Something I never even thought about – Arab-Americans as a demographic group. 3,500,000 isn’t a tiny number, as these things go. Hope McCain’s lack of courage in the Ali Jawad matter costs him a few swing states, or more.
Not long ago, the John McCain campaign dropped a prominent Arab-American businessman from its Michigan state finance committee because of allegations that the man was an “agent” of Hezbollah. The charges, made by a right-wing blogger, were unsubstantiated, but fears of being associated with Arab terror caused Republican knees to jerk, and cost Ali Jawad his position. All politics, even national politics, is local, and Jawad’s abrupt dismissal may cost McCain many votes among Southeastern Michigan’s large Arab-American community. But more important, Arab-Americans across the country are looking for changes in domestic and international policy that McCain seems unwilling to pledge — and they are concentrated in swing states that he will need to win this fall. Does John McCain have a problem with Arab-American voters?
Recent polls show a tight race between either Democrat and McCain in Florida, Pennsylvania, Michigan and Ohio, all states where Arab-Americans account for an appreciable percentage of the vote. Such polls have limited utility with November so many months away, but that it will be a close election in those key states seems clear. In a tight election, the votes of a well-placed minority — Arab-American votes — can be crucial.

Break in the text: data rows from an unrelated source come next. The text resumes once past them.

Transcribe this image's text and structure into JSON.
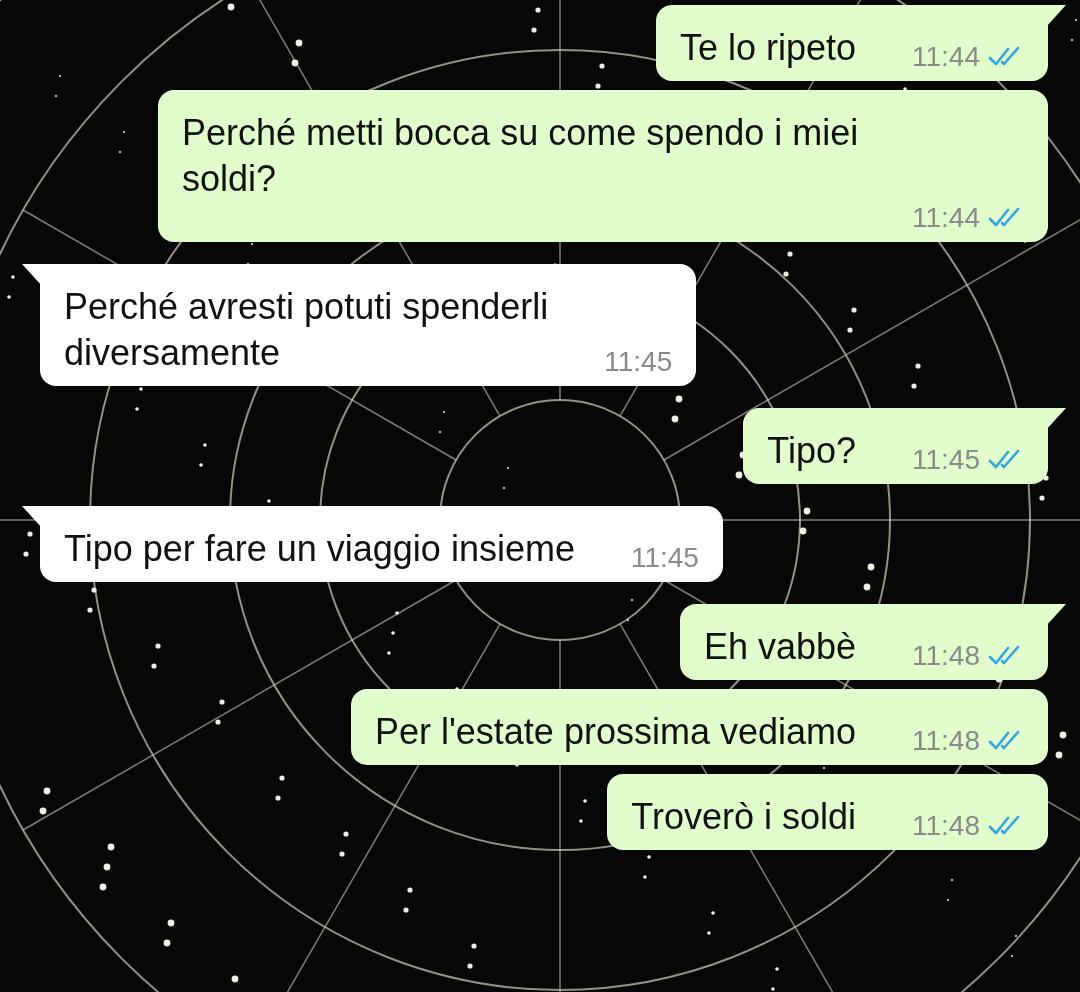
{
  "messages": [
    {
      "kind": "outgoing",
      "tail": true,
      "lines": [
        "Te lo ripeto"
      ],
      "time": "11:44",
      "read": true
    },
    {
      "kind": "outgoing",
      "tail": false,
      "lines": [
        "Perché metti bocca su come spendo i miei",
        "soldi?"
      ],
      "time": "11:44",
      "read": true
    },
    {
      "kind": "incoming",
      "tail": true,
      "lines": [
        "Perché avresti potuti spenderli",
        "diversamente"
      ],
      "time": "11:45"
    },
    {
      "kind": "outgoing",
      "tail": true,
      "lines": [
        "Tipo?"
      ],
      "time": "11:45",
      "read": true
    },
    {
      "kind": "incoming",
      "tail": true,
      "lines": [
        "Tipo per fare un viaggio insieme"
      ],
      "time": "11:45"
    },
    {
      "kind": "outgoing",
      "tail": true,
      "lines": [
        "Eh vabbè"
      ],
      "time": "11:48",
      "read": true
    },
    {
      "kind": "outgoing",
      "tail": false,
      "lines": [
        "Per l'estate prossima vediamo"
      ],
      "time": "11:48",
      "read": true
    },
    {
      "kind": "outgoing",
      "tail": false,
      "lines": [
        "Troverò i soldi"
      ],
      "time": "11:48",
      "read": true
    }
  ]
}
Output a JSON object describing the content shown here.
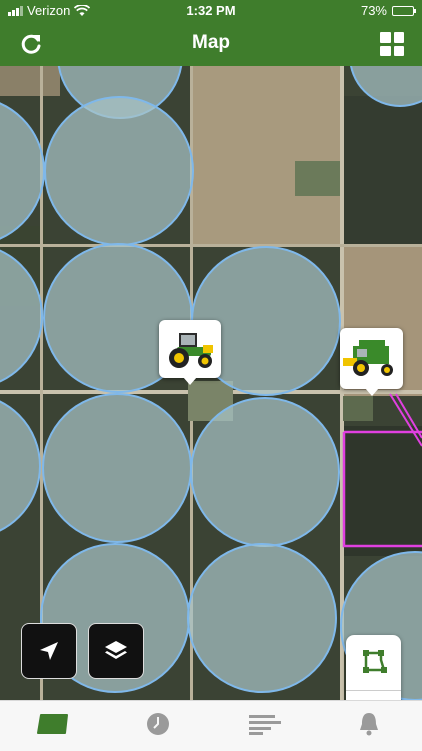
{
  "status_bar": {
    "carrier": "Verizon",
    "time": "1:32 PM",
    "battery": "73%",
    "battery_level": 0.73
  },
  "header": {
    "title": "Map",
    "refresh_icon": "refresh-icon",
    "menu_icon": "grid-icon"
  },
  "map": {
    "equipment_pins": [
      {
        "type": "tractor",
        "icon": "tractor-icon"
      },
      {
        "type": "combine",
        "icon": "combine-icon"
      }
    ],
    "controls": {
      "locate_icon": "location-arrow-icon",
      "layers_icon": "layers-icon",
      "draw_boundary_icon": "boundary-draw-icon",
      "equipment_icon": "tractor-icon"
    },
    "colors": {
      "field_outline": "#7fb8ea",
      "selected_boundary": "#e040e0",
      "brand_green": "#3f7d2c"
    }
  },
  "tab_bar": {
    "tabs": [
      {
        "name": "fields",
        "icon": "field-icon",
        "active": true
      },
      {
        "name": "history",
        "icon": "clock-icon",
        "active": false
      },
      {
        "name": "list",
        "icon": "list-icon",
        "active": false
      },
      {
        "name": "alerts",
        "icon": "bell-icon",
        "active": false
      }
    ]
  }
}
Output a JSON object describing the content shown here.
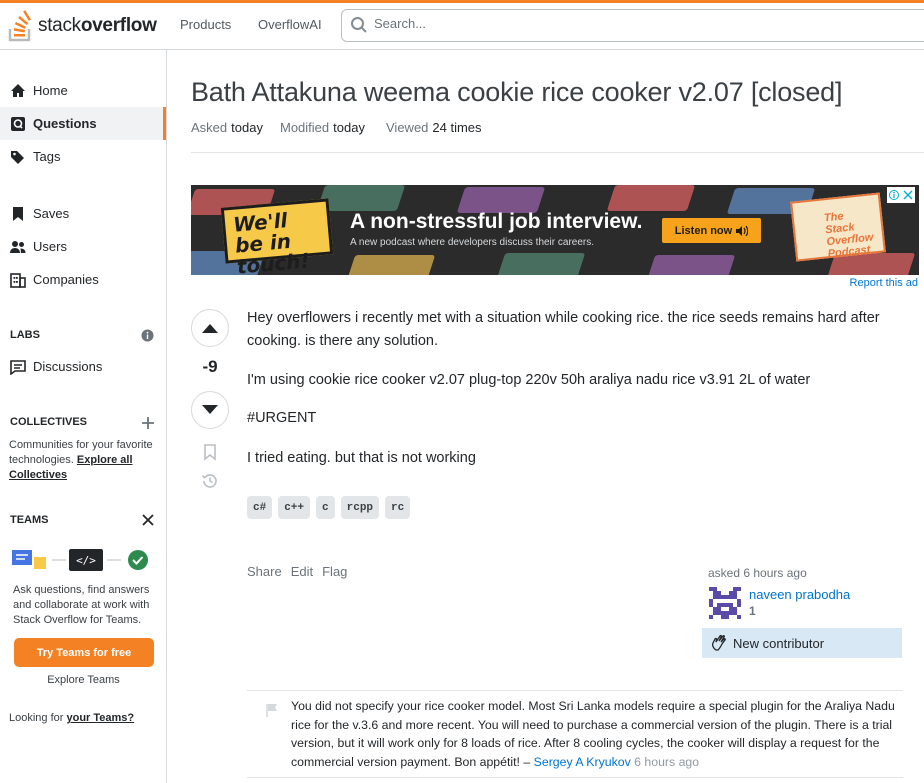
{
  "header": {
    "logo_light": "stack",
    "logo_bold": "overflow",
    "nav": [
      "Products",
      "OverflowAI"
    ],
    "search_placeholder": "Search..."
  },
  "sidebar": {
    "items": [
      {
        "label": "Home",
        "icon": "home-icon",
        "active": false
      },
      {
        "label": "Questions",
        "icon": "questions-icon",
        "active": true
      },
      {
        "label": "Tags",
        "icon": "tag-icon",
        "active": false
      },
      {
        "label": "Saves",
        "icon": "bookmark-icon",
        "active": false
      },
      {
        "label": "Users",
        "icon": "users-icon",
        "active": false
      },
      {
        "label": "Companies",
        "icon": "companies-icon",
        "active": false
      }
    ],
    "labs": {
      "heading": "LABS",
      "discussions": "Discussions"
    },
    "collectives": {
      "heading": "COLLECTIVES",
      "text": "Communities for your favorite technologies.",
      "link": "Explore all Collectives"
    },
    "teams": {
      "heading": "TEAMS",
      "text": "Ask questions, find answers and collaborate at work with Stack Overflow for Teams.",
      "button": "Try Teams for free",
      "explore": "Explore Teams",
      "looking": "Looking for",
      "looking_link": "your Teams?"
    }
  },
  "question": {
    "title": "Bath Attakuna weema cookie rice cooker v2.07 [closed]",
    "asked_label": "Asked",
    "asked_value": "today",
    "modified_label": "Modified",
    "modified_value": "today",
    "viewed_label": "Viewed",
    "viewed_value": "24 times",
    "score": "-9",
    "body": [
      "Hey overflowers i recently met with a situation while cooking rice. the rice seeds remains hard after cooking. is there any solution.",
      "I'm using cookie rice cooker v2.07 plug-top 220v 50h araliya nadu rice v3.91 2L of water",
      "#URGENT",
      "I tried eating. but that is not working"
    ],
    "tags": [
      "c#",
      "c++",
      "c",
      "rcpp",
      "rc"
    ],
    "actions": [
      "Share",
      "Edit",
      "Flag"
    ],
    "owner": {
      "asked": "asked 6 hours ago",
      "name": "naveen prabodha",
      "rep": "1",
      "badge": "New contributor"
    }
  },
  "ad": {
    "badge": "We'll be in touch!",
    "headline": "A non-stressful job interview.",
    "sub": "A new podcast where developers discuss their careers.",
    "button": "Listen now",
    "podcast": "The Stack Overflow Podcast",
    "report": "Report this ad"
  },
  "comment": {
    "text": "You did not specify your rice cooker model. Most Sri Lanka models require a special plugin for the Araliya Nadu rice for the v.3.6 and more recent. You will need to purchase a commercial version of the plugin. There is a trial version, but it will work only for 8 loads of rice. After 8 cooling cycles, the cooker will display a request for the commercial version payment. Bon appétit! –",
    "user": "Sergey A Kryukov",
    "time": "6 hours ago"
  },
  "colors": {
    "accent": "#f48225",
    "link": "#0074cc",
    "new_contributor_bg": "#d8e8f5"
  }
}
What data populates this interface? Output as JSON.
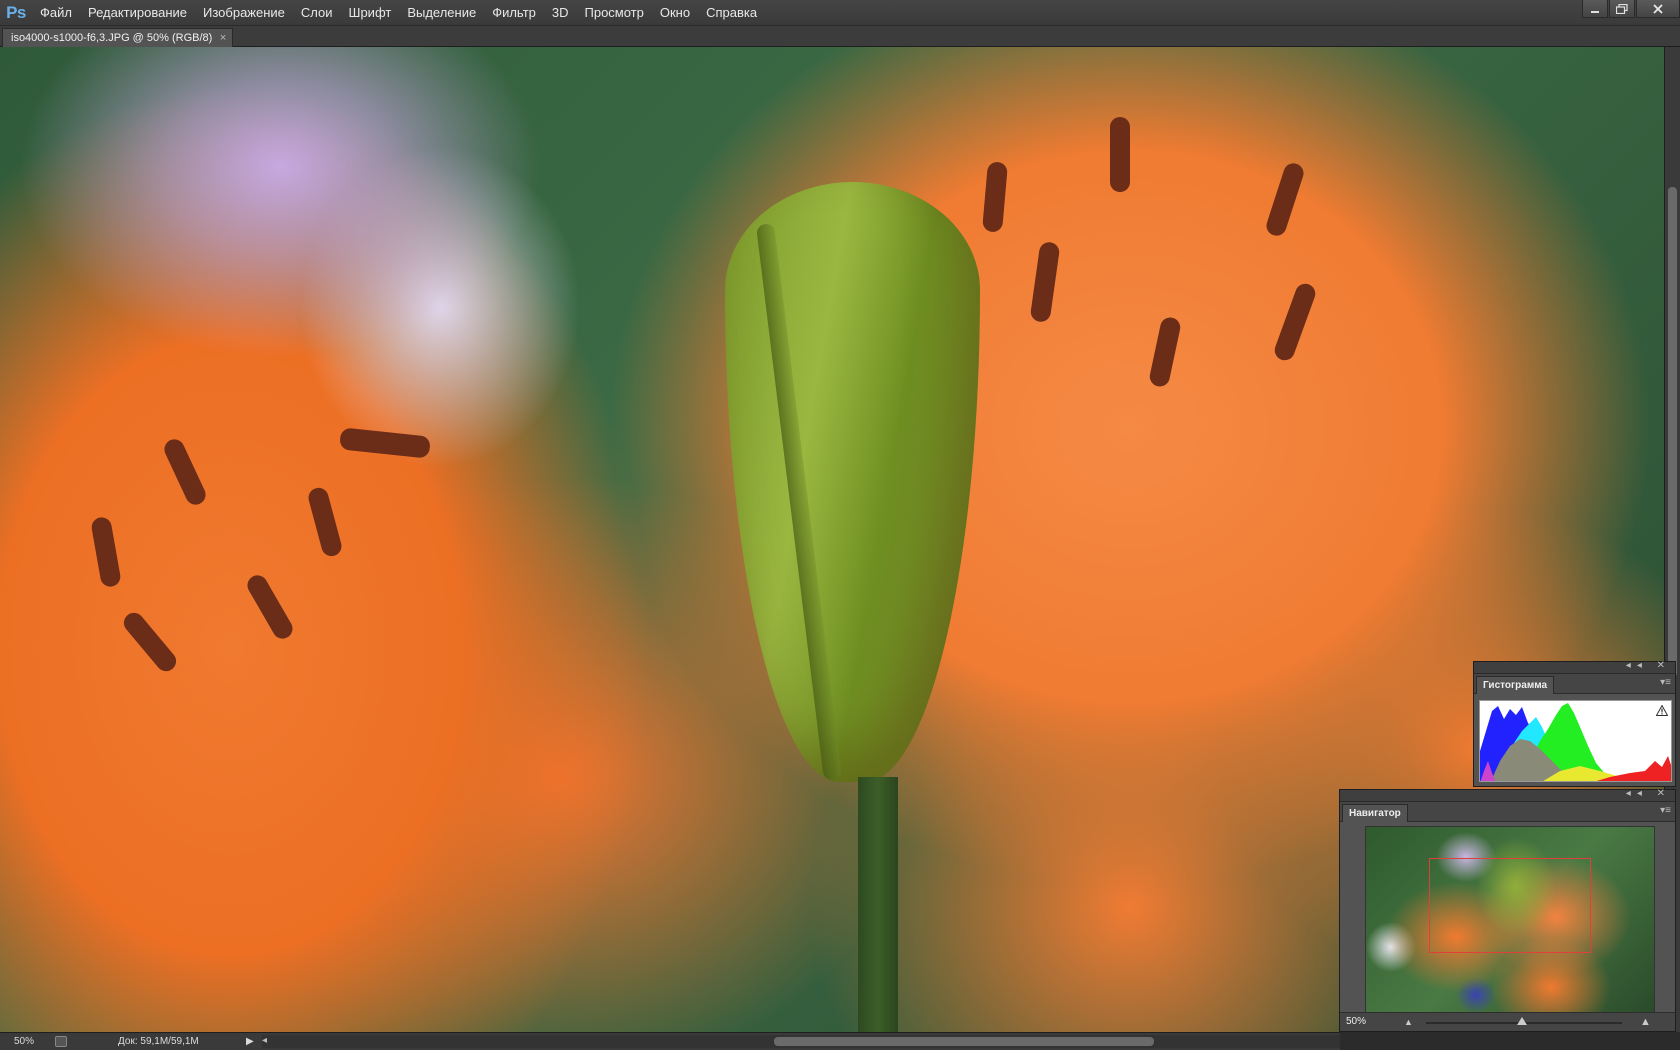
{
  "app": {
    "logo": "Ps"
  },
  "menu": [
    "Файл",
    "Редактирование",
    "Изображение",
    "Слои",
    "Шрифт",
    "Выделение",
    "Фильтр",
    "3D",
    "Просмотр",
    "Окно",
    "Справка"
  ],
  "window_controls": {
    "minimize_icon": "minimize-icon",
    "restore_icon": "restore-icon",
    "close_icon": "close-icon"
  },
  "document": {
    "tab_title": "iso4000-s1000-f6,3.JPG @ 50% (RGB/8)",
    "tab_close": "×"
  },
  "status": {
    "zoom": "50%",
    "doc_info": "Док: 59,1M/59,1M",
    "arrow": "▶",
    "scroll_left": "◂"
  },
  "panels": {
    "histogram": {
      "title": "Гистограмма",
      "warning_icon": "warning-icon",
      "collapse": "◂◂ ✕",
      "menu": "▾≡"
    },
    "navigator": {
      "title": "Навигатор",
      "zoom": "50%",
      "collapse": "◂◂ ✕",
      "menu": "▾≡",
      "zoom_out": "▲",
      "zoom_in": "▲",
      "zoom_level_fraction": 0.5
    }
  }
}
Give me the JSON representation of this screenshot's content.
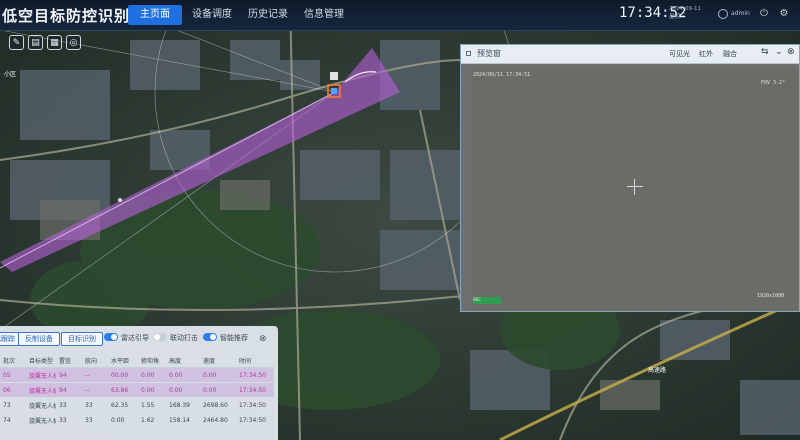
{
  "header": {
    "app_title": "低空目标防控识别系统",
    "tabs": [
      {
        "label": "主页面",
        "active": true
      },
      {
        "label": "设备调度",
        "active": false
      },
      {
        "label": "历史记录",
        "active": false
      },
      {
        "label": "信息管理",
        "active": false
      }
    ],
    "time": "17:34:52",
    "date": "2024-09-11",
    "weekday": "星期三",
    "user": "admin"
  },
  "video": {
    "title": "预览窗",
    "modes": [
      "可见光",
      "红外",
      "融合"
    ],
    "osd_top_left": "2024/09/11 17:34:51",
    "osd_top_right": "FOV 3.2°",
    "osd_bottom_right": "1920x1080",
    "rec_label": "REC"
  },
  "panel": {
    "buttons": [
      "目标跟踪",
      "反制设备",
      "目标识别"
    ],
    "toggles": [
      {
        "label": "雷达引导",
        "on": true
      },
      {
        "label": "联动打击",
        "on": false
      },
      {
        "label": "智能推荐",
        "on": true
      }
    ],
    "columns": [
      "批次",
      "目标类型",
      "置信",
      "航向",
      "水平距",
      "俯仰角",
      "高度",
      "速度",
      "时间"
    ],
    "rows": [
      {
        "cells": [
          "05",
          "旋翼无人机",
          "94",
          "--",
          "00.00",
          "0.00",
          "0.00",
          "0.00",
          "17:34:50"
        ],
        "highlight": true
      },
      {
        "cells": [
          "06",
          "旋翼无人机",
          "94",
          "--",
          "63.86",
          "0.00",
          "0.00",
          "0.00",
          "17:34:50"
        ],
        "highlight": true
      },
      {
        "cells": [
          "73",
          "旋翼无人机",
          "33",
          "33",
          "62.35",
          "1.55",
          "168.39",
          "2698.60",
          "17:34:50"
        ],
        "highlight": false
      },
      {
        "cells": [
          "74",
          "旋翼无人机",
          "33",
          "33",
          "0.00",
          "1.62",
          "158.14",
          "2464.80",
          "17:34:50"
        ],
        "highlight": false
      }
    ]
  },
  "map": {
    "sector_color": "#b45fd6",
    "label_top_left": "小区",
    "label_bottom_right": "高速路"
  }
}
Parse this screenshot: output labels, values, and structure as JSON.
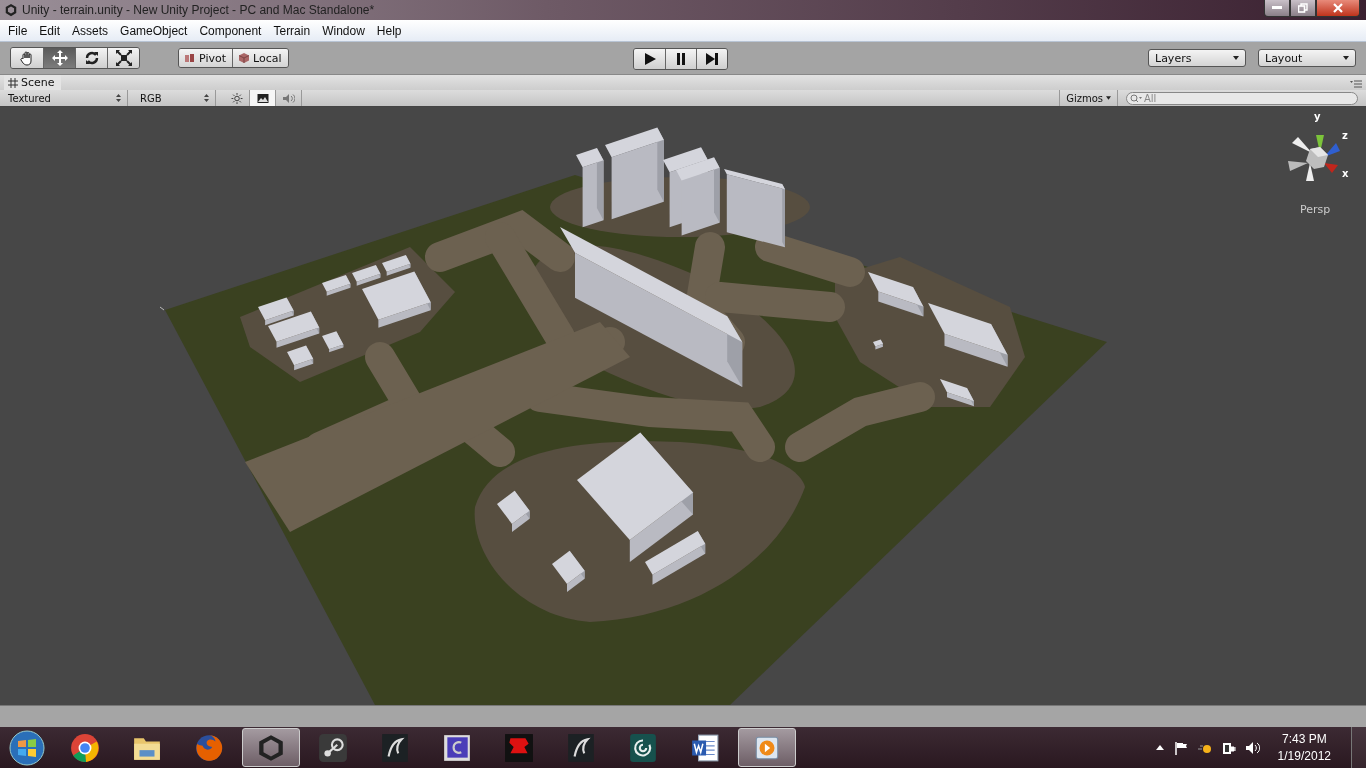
{
  "window": {
    "title": "Unity - terrain.unity - New Unity Project - PC and Mac Standalone*"
  },
  "menu": [
    "File",
    "Edit",
    "Assets",
    "GameObject",
    "Component",
    "Terrain",
    "Window",
    "Help"
  ],
  "tools": [
    {
      "kind": "hand",
      "selected": false
    },
    {
      "kind": "move",
      "selected": true
    },
    {
      "kind": "rotate",
      "selected": false
    },
    {
      "kind": "scale",
      "selected": false
    }
  ],
  "handle_buttons": [
    {
      "kind": "pivot",
      "label": "Pivot"
    },
    {
      "kind": "local",
      "label": "Local"
    }
  ],
  "playback": [
    {
      "kind": "play"
    },
    {
      "kind": "pause"
    },
    {
      "kind": "step"
    }
  ],
  "dropdowns": [
    "Layers",
    "Layout"
  ],
  "scene_tab": {
    "label": "Scene"
  },
  "scene_toolbar": {
    "draw_mode": "Textured",
    "render_mode": "RGB",
    "toggles": [
      {
        "kind": "lighting",
        "on": false
      },
      {
        "kind": "image",
        "on": true
      },
      {
        "kind": "audio",
        "on": false
      }
    ],
    "gizmos": "Gizmos",
    "search": {
      "placeholder": "All"
    }
  },
  "viewport": {
    "axis_labels": [
      "y",
      "z",
      "x"
    ],
    "projection": "Persp"
  },
  "taskbar": {
    "apps": [
      {
        "kind": "chrome",
        "active": false
      },
      {
        "kind": "folder",
        "active": false
      },
      {
        "kind": "firefox",
        "active": false
      },
      {
        "kind": "unity",
        "active": true
      },
      {
        "kind": "steam",
        "active": false
      },
      {
        "kind": "dark",
        "active": false
      },
      {
        "kind": "blue",
        "active": false
      },
      {
        "kind": "red",
        "active": false
      },
      {
        "kind": "dark",
        "active": false
      },
      {
        "kind": "teal",
        "active": false
      },
      {
        "kind": "doc",
        "active": false
      },
      {
        "kind": "media",
        "active": true
      }
    ],
    "clock": {
      "time": "7:43 PM",
      "date": "1/19/2012"
    }
  }
}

Arab-Americans are a highly diverse group of up to 3.5 million persons, according to Arab American Institute figures. About three-quarters of them are Christian and a quarter Muslim. Eighty percent are U.S. citizens. Many are from families that have been in the U.S. for decades or even a century. They come from all over the Arab world, from Morocco to Egypt and Iraq to Yemen, but the traditional core of the community is Lebanese and Palestinian.